▸ Instructions for the task: Search the records for the string "true", then copy each line where it appears.
Given records START
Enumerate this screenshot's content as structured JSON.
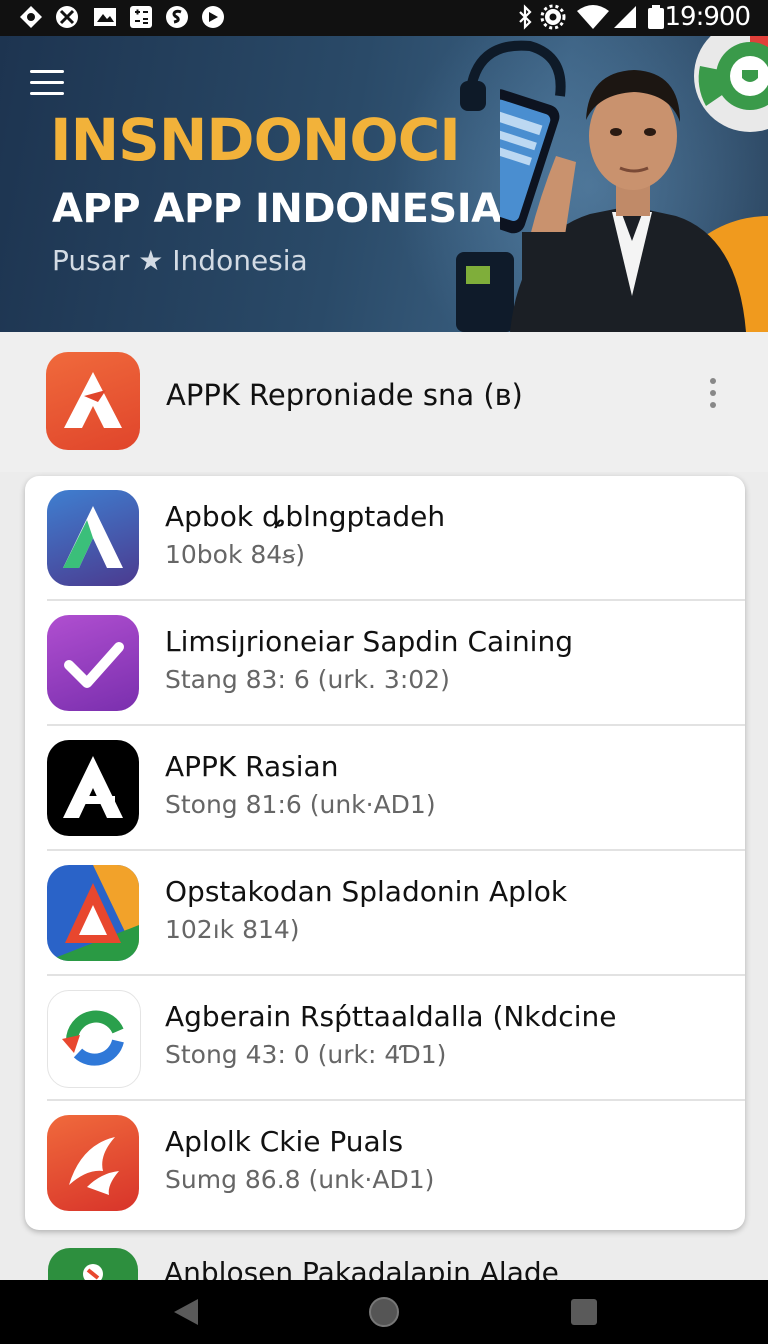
{
  "status_bar": {
    "time": "19:900",
    "left_icons": [
      "android-icon",
      "tools-icon",
      "image-icon",
      "calculator-icon",
      "s-icon",
      "shape-icon"
    ],
    "right_icons": [
      "bluetooth-icon",
      "settings-icon",
      "wifi-icon",
      "signal-icon",
      "battery-icon"
    ]
  },
  "hero": {
    "title": "INSNDONOCI",
    "subtitle": "APP APP INDONESIA",
    "tagline": "Pusar ★ Indonesia",
    "colors": {
      "title": "#f2b23a",
      "background": "#23405e"
    }
  },
  "top_app": {
    "title": "APPK Reproniade sna (ʙ)",
    "icon": "red-a-logo-icon"
  },
  "apps": [
    {
      "name": "Apbok ȡblngptadeh",
      "meta": "10bok 84ꞩ)",
      "icon": "blue-green-a-icon"
    },
    {
      "name": "Limsiȷrioneiar Sapdin Caining",
      "meta": "Stang 83: 6 (urk. 3:02)",
      "icon": "purple-check-icon"
    },
    {
      "name": "APPK Rasian",
      "meta": "Stong 81:6 (unk·AD1)",
      "icon": "black-a-icon"
    },
    {
      "name": "Opstakodan Spladonin Aplok",
      "meta": "102ık 814)",
      "icon": "tricolor-a-icon"
    },
    {
      "name": "Agberain Rsṕttaaldalla (Nkdcine",
      "meta": "Stong 43: 0 (urk: 4Ɗ1)",
      "icon": "swirl-arrow-icon"
    },
    {
      "name": "Aplolk Ckie Puals",
      "meta": "Sumg 86.8 (unk·AD1)",
      "icon": "red-bird-icon"
    }
  ],
  "peek_app": {
    "name": "Anblosen Pakadalapin Alade",
    "icon": "green-app-icon"
  },
  "nav": {
    "back": "back-icon",
    "home": "home-icon",
    "recents": "recents-icon"
  }
}
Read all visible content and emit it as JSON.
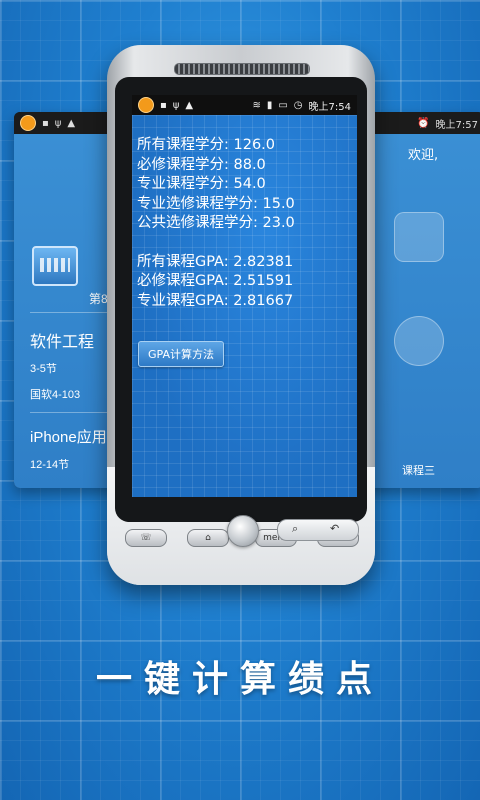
{
  "main_phone": {
    "status_bar": {
      "time": "晚上7:54",
      "icons": [
        "app-icon",
        "sim-icon",
        "usb-icon",
        "android-debug-icon",
        "wifi-icon",
        "signal-icon",
        "battery-icon",
        "alarm-icon"
      ]
    },
    "credits": [
      "所有课程学分: 126.0",
      "必修课程学分: 88.0",
      "专业课程学分: 54.0",
      "专业选修课程学分: 15.0",
      "公共选修课程学分: 23.0"
    ],
    "gpas": [
      "所有课程GPA: 2.82381",
      "必修课程GPA: 2.51591",
      "专业课程GPA: 2.81667"
    ],
    "gpa_method_button": "GPA计算方法",
    "hardware_buttons": {
      "menu_label": "menu"
    }
  },
  "left_phone": {
    "status_time": "",
    "week_label": "第8",
    "courses": [
      {
        "name": "软件工程",
        "time": "3-5节",
        "room": "国软4-103"
      },
      {
        "name": "iPhone应用",
        "time": "12-14节"
      }
    ]
  },
  "right_phone": {
    "status_time": "晚上7:57",
    "greeting": "欢迎,",
    "bottom_label": "课程三"
  },
  "caption": "一键计算绩点",
  "colors": {
    "background": "#1f7fcf",
    "screen": "#1e6fc3",
    "text": "#ffffff",
    "accent": "#f39a1b"
  }
}
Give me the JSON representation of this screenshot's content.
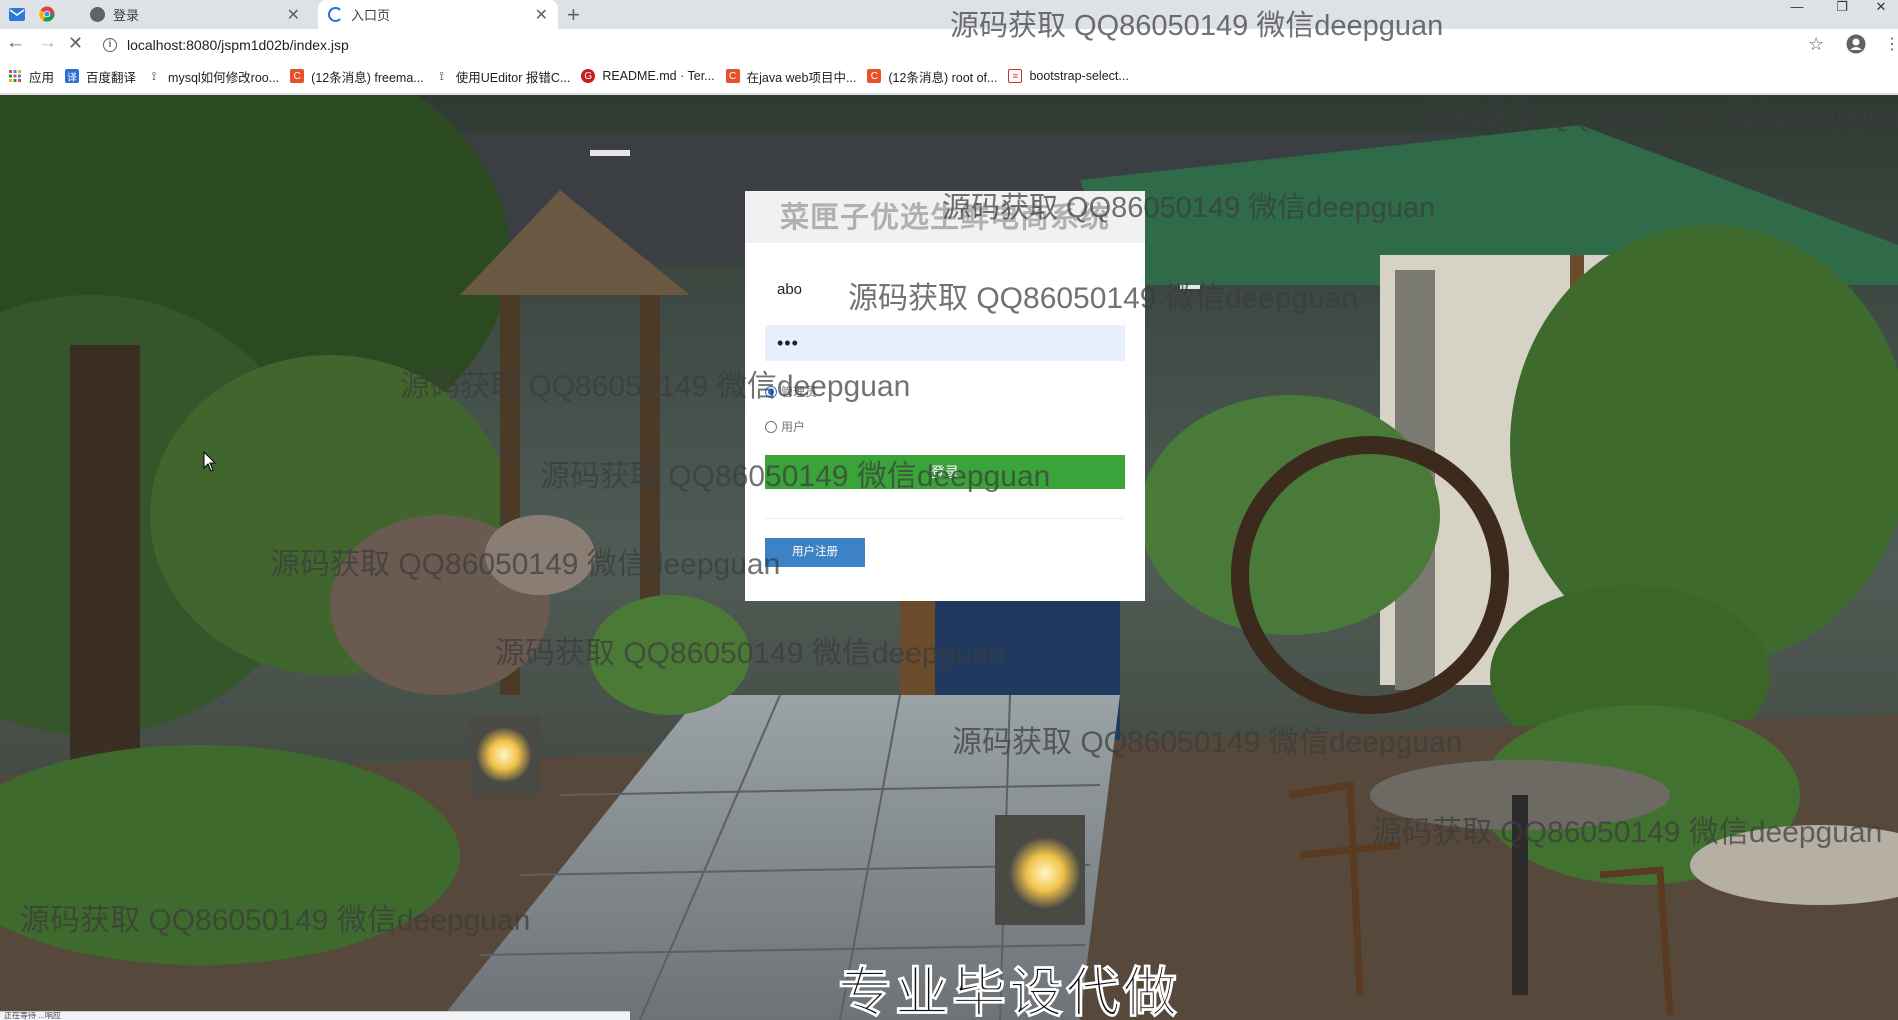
{
  "browser": {
    "tabs": [
      {
        "label": "登录",
        "active": false
      },
      {
        "label": "入口页",
        "active": true
      }
    ],
    "address": "localhost:8080/jspm1d02b/index.jsp",
    "bookmarks": [
      {
        "label": "应用",
        "icon": "apps-icon"
      },
      {
        "label": "百度翻译",
        "icon": "baidu-translate-icon"
      },
      {
        "label": "mysql如何修改roo...",
        "icon": "mysql-icon"
      },
      {
        "label": "(12条消息) freema...",
        "icon": "csdn-icon"
      },
      {
        "label": "使用UEditor 报错C...",
        "icon": "mysql-icon"
      },
      {
        "label": "README.md · Ter...",
        "icon": "gitee-icon"
      },
      {
        "label": "在java web项目中...",
        "icon": "csdn-icon"
      },
      {
        "label": "(12条消息) root of...",
        "icon": "csdn-icon"
      },
      {
        "label": "bootstrap-select...",
        "icon": "bookmark-icon"
      }
    ],
    "status": "正在等待 ...响应"
  },
  "login": {
    "title": "菜匣子优选生鲜电商系统",
    "username": "abo",
    "password": "•••",
    "roles": [
      {
        "label": "管理员",
        "checked": true
      },
      {
        "label": "用户",
        "checked": false
      }
    ],
    "login_button": "登录",
    "register_button": "用户注册"
  },
  "watermark": "源码获取 QQ86050149 微信deepguan",
  "caption": "专业毕设代做",
  "colors": {
    "login_green": "#3aa43a",
    "register_blue": "#3d82c4",
    "autofill_blue": "#e8f0fe"
  }
}
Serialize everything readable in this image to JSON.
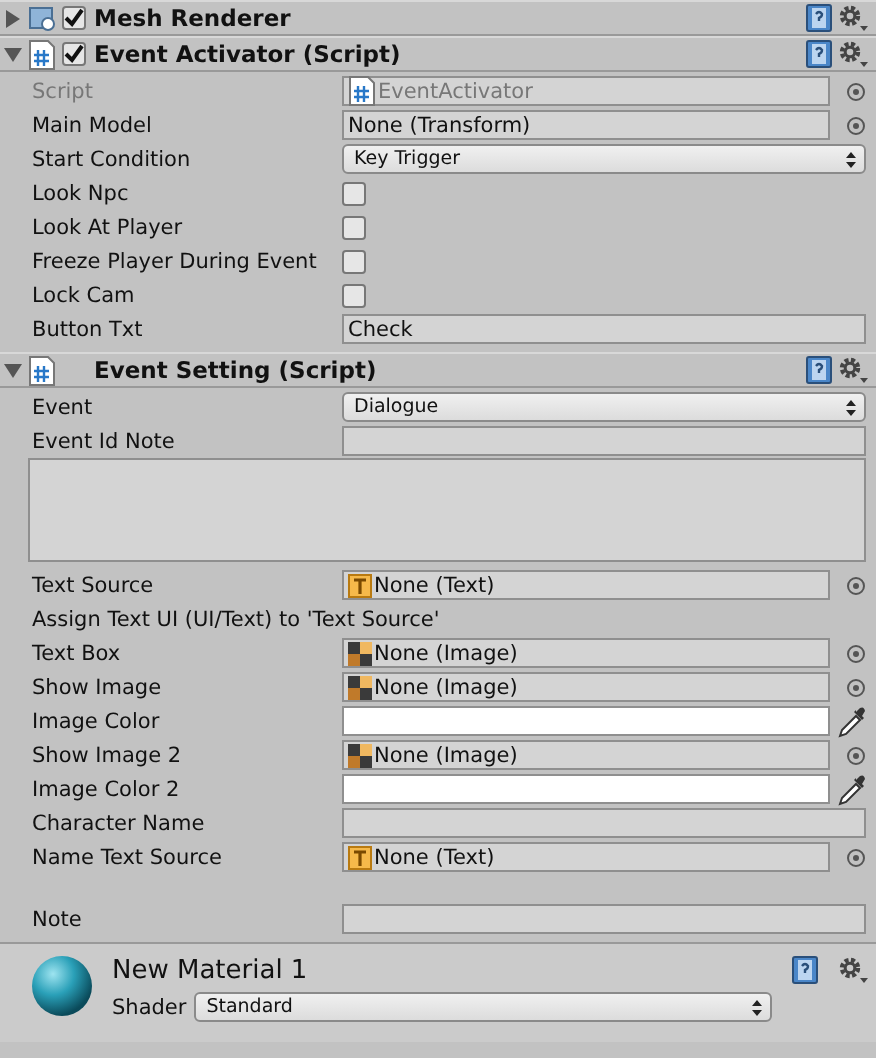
{
  "components": [
    {
      "title": "Mesh Renderer",
      "kind": "renderer",
      "expanded": false,
      "enabled": true
    },
    {
      "title": "Event Activator (Script)",
      "kind": "script",
      "expanded": true,
      "enabled": true,
      "fields": [
        {
          "label": "Script",
          "kind": "script-ref",
          "value": "EventActivator"
        },
        {
          "label": "Main Model",
          "kind": "object-plain",
          "value": "None (Transform)"
        },
        {
          "label": "Start Condition",
          "kind": "dropdown",
          "value": "Key Trigger"
        },
        {
          "label": "Look Npc",
          "kind": "checkbox",
          "checked": false
        },
        {
          "label": "Look At Player",
          "kind": "checkbox",
          "checked": false
        },
        {
          "label": "Freeze Player During Event",
          "kind": "checkbox",
          "checked": false
        },
        {
          "label": "Lock Cam",
          "kind": "checkbox",
          "checked": false
        },
        {
          "label": "Button Txt",
          "kind": "text",
          "value": "Check"
        }
      ]
    },
    {
      "title": "Event Setting (Script)",
      "kind": "script",
      "expanded": true,
      "fields": [
        {
          "label": "Event",
          "kind": "dropdown",
          "value": "Dialogue"
        },
        {
          "label": "Event Id Note",
          "kind": "text"
        },
        {
          "kind": "textarea"
        },
        {
          "label": "Text Source",
          "kind": "object-text",
          "value": "None (Text)"
        },
        {
          "label": "Assign Text UI (UI/Text) to 'Text Source'",
          "kind": "info"
        },
        {
          "label": "Text Box",
          "kind": "object-image",
          "value": "None (Image)"
        },
        {
          "label": "Show Image",
          "kind": "object-image",
          "value": "None (Image)"
        },
        {
          "label": "Image Color",
          "kind": "color",
          "color": "#ffffff"
        },
        {
          "label": "Show Image 2",
          "kind": "object-image",
          "value": "None (Image)"
        },
        {
          "label": "Image Color 2",
          "kind": "color",
          "color": "#ffffff"
        },
        {
          "label": "Character Name",
          "kind": "text"
        },
        {
          "label": "Name Text Source",
          "kind": "object-text",
          "value": "None (Text)"
        },
        {
          "label": "Note",
          "kind": "text",
          "gap_before": true
        }
      ]
    }
  ],
  "material": {
    "name": "New Material 1",
    "shader_label": "Shader",
    "shader": "Standard"
  }
}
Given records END
▸ Solution:
        "active": true
        "checked": true
      "enabled": true
      "expanded": true,
      "enabled": true,
      "expanded": true,
          "gap_before": true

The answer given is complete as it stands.